▶ What you are asked to do
Search the records below for the string "intro" and report only the number of lines that contain it.

------------------------------

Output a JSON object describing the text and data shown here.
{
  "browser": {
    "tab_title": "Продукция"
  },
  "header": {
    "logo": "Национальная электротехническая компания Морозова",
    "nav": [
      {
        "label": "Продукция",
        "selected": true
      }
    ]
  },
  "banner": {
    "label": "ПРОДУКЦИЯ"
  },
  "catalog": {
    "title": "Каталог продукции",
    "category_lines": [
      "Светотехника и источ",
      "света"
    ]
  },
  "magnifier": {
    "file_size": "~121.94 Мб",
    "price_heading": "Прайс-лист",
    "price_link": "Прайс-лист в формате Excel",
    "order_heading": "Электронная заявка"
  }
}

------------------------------

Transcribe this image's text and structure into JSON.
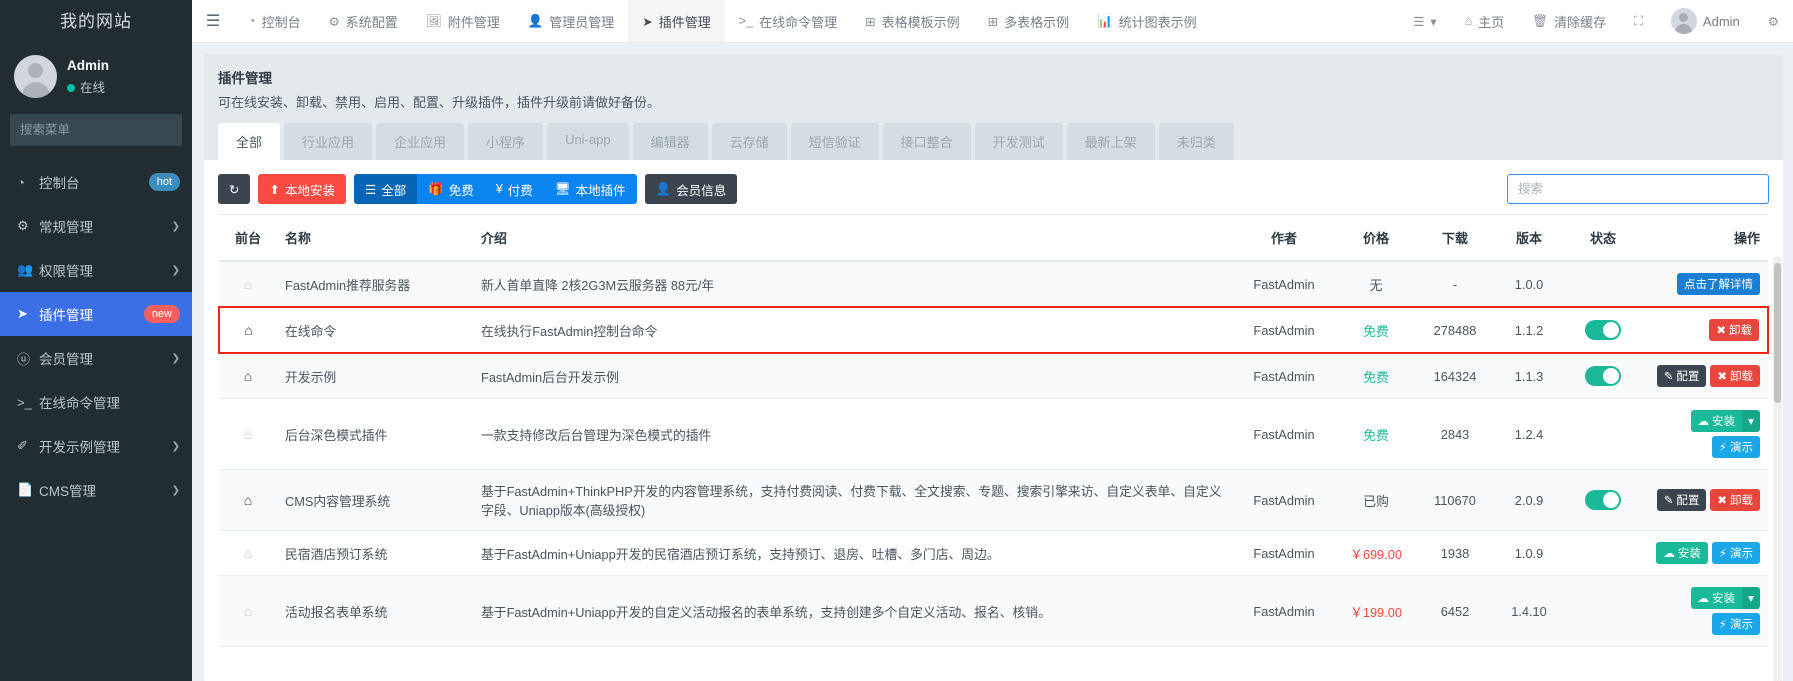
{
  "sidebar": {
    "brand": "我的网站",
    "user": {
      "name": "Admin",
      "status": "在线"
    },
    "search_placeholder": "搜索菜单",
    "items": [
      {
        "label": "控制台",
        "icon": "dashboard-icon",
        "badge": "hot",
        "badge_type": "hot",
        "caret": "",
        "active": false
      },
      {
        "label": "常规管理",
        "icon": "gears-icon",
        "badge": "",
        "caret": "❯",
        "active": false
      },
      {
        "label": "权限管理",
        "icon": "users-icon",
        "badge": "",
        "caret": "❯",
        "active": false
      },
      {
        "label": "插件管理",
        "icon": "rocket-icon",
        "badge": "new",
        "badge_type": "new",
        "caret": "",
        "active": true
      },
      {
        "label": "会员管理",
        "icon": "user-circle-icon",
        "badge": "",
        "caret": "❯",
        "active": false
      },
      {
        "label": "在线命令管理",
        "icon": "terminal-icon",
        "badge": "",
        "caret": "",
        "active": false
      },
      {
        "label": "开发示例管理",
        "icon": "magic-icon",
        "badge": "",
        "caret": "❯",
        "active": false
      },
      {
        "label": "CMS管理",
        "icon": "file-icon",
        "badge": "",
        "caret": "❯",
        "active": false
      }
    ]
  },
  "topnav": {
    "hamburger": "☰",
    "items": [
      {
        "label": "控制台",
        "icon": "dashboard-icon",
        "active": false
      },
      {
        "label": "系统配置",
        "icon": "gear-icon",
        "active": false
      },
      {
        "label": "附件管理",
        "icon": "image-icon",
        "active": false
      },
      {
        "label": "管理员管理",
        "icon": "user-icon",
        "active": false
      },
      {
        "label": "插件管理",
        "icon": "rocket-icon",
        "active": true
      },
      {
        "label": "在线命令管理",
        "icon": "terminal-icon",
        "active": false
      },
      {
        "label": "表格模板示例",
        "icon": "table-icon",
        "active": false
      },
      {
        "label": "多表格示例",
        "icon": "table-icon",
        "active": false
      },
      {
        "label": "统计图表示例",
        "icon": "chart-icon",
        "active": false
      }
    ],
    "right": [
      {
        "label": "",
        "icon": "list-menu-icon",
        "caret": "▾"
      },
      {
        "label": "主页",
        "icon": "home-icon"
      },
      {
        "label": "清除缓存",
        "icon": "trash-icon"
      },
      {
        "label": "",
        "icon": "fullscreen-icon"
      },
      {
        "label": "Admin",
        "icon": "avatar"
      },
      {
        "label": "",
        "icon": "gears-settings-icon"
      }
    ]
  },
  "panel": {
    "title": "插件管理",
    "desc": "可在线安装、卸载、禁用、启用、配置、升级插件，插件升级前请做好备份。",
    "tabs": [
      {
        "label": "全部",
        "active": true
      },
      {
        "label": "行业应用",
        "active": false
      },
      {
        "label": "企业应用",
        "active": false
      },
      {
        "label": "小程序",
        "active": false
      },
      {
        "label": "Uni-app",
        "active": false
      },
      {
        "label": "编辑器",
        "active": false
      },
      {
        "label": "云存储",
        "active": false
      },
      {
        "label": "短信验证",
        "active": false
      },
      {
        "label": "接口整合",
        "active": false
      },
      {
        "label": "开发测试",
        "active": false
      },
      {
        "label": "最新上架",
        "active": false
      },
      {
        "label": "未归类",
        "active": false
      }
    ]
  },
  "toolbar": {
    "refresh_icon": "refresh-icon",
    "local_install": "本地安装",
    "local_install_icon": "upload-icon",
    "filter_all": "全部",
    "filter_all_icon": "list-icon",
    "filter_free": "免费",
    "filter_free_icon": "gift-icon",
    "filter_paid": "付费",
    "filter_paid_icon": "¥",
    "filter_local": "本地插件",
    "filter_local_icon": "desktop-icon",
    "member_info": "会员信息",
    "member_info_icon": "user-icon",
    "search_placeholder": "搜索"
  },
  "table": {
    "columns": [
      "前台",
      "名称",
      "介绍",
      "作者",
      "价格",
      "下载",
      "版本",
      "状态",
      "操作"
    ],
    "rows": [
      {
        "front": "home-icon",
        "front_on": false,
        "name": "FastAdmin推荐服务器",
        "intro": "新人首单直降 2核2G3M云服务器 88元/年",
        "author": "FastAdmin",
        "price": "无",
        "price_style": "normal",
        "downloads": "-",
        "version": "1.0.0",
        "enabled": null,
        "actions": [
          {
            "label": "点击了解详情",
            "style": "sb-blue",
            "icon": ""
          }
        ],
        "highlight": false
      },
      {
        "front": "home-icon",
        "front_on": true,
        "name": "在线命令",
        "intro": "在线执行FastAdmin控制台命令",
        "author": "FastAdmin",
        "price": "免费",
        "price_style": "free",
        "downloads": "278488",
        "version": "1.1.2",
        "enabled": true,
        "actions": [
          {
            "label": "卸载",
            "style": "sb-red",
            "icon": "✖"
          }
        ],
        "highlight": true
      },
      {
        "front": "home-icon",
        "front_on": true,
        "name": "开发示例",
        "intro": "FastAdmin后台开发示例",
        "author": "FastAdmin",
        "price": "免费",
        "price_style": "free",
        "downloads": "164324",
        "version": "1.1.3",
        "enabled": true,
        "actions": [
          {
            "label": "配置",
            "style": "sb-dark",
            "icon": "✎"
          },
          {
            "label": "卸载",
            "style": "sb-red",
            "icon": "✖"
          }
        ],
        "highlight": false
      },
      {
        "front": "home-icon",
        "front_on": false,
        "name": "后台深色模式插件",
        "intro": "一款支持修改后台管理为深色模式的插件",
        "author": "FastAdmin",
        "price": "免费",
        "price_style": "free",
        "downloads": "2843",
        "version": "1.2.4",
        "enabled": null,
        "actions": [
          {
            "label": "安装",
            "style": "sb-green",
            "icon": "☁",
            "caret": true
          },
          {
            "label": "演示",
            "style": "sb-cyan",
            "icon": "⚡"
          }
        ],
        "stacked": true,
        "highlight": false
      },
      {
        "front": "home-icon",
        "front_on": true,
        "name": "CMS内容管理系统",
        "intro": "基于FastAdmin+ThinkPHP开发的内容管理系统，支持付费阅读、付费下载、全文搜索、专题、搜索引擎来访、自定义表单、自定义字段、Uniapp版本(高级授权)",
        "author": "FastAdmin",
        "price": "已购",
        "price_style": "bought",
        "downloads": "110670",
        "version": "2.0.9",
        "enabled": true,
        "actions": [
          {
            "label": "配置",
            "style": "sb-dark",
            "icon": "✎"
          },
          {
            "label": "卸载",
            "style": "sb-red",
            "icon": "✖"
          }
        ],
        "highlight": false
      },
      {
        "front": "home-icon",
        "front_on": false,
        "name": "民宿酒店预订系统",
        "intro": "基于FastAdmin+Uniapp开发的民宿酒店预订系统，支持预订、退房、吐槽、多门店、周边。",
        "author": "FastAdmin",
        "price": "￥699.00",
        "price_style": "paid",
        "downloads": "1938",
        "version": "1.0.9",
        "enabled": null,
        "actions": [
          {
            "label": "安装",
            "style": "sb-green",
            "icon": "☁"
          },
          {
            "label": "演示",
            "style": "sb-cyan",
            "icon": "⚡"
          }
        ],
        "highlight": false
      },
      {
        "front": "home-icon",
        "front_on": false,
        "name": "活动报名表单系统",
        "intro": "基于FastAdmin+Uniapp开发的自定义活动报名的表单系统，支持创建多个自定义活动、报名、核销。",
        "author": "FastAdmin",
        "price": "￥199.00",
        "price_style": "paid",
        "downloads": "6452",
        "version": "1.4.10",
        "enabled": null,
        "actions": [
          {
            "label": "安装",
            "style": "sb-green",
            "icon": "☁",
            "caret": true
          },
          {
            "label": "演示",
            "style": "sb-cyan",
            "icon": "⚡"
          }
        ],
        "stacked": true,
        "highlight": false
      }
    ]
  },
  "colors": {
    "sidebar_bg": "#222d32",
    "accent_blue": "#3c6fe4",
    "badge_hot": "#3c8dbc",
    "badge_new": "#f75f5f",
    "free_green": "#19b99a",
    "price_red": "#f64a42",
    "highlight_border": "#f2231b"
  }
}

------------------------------

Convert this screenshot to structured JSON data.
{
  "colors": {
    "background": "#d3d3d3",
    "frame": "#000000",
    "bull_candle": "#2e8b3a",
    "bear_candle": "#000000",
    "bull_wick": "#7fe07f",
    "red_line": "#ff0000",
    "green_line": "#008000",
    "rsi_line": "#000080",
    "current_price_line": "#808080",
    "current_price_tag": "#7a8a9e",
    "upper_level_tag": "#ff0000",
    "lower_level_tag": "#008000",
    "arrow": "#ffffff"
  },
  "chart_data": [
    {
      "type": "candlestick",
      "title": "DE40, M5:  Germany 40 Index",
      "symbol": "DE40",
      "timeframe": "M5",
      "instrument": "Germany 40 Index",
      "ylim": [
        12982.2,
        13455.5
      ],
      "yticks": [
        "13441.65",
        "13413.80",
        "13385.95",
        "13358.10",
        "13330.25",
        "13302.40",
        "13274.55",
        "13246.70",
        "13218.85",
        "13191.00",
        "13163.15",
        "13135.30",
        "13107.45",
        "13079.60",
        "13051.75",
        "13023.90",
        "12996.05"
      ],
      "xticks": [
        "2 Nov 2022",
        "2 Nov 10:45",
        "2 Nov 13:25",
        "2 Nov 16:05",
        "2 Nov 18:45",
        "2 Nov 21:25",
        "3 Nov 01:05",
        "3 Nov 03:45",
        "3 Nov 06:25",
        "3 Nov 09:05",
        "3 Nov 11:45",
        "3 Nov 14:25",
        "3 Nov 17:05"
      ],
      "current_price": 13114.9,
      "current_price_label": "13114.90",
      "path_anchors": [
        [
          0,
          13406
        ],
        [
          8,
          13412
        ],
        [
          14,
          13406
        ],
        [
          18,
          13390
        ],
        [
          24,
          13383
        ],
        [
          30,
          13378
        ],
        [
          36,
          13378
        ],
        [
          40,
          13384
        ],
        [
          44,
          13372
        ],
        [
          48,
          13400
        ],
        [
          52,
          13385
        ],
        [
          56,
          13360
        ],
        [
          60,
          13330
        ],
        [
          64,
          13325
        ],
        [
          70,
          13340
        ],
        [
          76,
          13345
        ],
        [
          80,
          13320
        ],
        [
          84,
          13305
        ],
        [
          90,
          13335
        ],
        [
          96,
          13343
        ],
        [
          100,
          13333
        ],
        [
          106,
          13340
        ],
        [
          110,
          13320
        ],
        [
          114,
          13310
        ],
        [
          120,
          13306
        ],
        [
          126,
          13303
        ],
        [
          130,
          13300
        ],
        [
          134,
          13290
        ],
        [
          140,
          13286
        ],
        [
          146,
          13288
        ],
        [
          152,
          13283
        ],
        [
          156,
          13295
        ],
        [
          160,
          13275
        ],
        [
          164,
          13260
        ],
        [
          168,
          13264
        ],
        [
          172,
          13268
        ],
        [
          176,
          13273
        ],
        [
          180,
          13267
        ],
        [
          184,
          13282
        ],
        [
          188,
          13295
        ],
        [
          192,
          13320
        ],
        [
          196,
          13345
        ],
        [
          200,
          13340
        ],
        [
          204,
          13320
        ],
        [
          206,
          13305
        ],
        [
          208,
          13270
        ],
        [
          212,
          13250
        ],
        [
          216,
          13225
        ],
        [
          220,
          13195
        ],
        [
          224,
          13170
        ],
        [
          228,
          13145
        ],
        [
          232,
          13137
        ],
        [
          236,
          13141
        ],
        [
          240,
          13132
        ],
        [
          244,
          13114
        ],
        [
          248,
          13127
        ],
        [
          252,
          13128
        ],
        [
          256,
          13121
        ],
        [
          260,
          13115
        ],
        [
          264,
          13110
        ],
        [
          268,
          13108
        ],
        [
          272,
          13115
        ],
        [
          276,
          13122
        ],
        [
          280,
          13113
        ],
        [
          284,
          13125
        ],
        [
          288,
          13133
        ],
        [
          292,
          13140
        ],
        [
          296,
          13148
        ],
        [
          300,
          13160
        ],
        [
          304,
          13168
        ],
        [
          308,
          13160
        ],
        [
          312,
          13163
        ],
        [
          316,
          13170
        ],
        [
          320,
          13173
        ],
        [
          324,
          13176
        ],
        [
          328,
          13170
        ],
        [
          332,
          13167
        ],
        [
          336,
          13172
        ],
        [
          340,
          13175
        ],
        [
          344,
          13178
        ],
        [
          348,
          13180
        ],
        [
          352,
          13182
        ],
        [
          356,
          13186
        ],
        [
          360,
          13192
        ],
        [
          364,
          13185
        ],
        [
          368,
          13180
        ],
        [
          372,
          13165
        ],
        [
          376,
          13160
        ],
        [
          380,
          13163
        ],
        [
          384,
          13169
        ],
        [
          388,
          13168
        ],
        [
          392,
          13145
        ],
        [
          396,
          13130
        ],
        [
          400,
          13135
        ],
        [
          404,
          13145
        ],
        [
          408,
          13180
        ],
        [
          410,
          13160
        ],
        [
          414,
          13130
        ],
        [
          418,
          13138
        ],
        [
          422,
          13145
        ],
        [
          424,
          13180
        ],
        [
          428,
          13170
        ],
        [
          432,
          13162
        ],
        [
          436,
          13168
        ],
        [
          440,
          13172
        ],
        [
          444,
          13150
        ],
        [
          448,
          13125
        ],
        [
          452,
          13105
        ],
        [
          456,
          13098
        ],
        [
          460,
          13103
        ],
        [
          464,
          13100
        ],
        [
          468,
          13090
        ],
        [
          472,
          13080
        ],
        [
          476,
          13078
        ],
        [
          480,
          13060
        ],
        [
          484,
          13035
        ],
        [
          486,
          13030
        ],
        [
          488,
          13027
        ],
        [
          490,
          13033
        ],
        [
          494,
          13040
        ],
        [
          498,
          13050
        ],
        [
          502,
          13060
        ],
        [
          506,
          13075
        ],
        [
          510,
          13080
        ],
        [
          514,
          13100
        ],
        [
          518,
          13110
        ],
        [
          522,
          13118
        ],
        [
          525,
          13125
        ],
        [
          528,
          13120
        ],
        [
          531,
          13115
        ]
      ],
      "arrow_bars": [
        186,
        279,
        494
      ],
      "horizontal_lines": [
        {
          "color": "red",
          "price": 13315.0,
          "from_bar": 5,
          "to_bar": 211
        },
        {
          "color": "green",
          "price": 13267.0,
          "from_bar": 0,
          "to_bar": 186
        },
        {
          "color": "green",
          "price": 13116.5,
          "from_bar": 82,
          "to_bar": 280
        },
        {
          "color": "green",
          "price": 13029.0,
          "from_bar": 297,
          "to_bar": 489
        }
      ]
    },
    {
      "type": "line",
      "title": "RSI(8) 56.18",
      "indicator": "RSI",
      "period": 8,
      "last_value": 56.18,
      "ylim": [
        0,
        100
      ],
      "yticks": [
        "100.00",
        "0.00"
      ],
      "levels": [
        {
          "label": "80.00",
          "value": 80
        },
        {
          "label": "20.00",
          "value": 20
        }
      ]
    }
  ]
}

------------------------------

▶ Completed exercise
7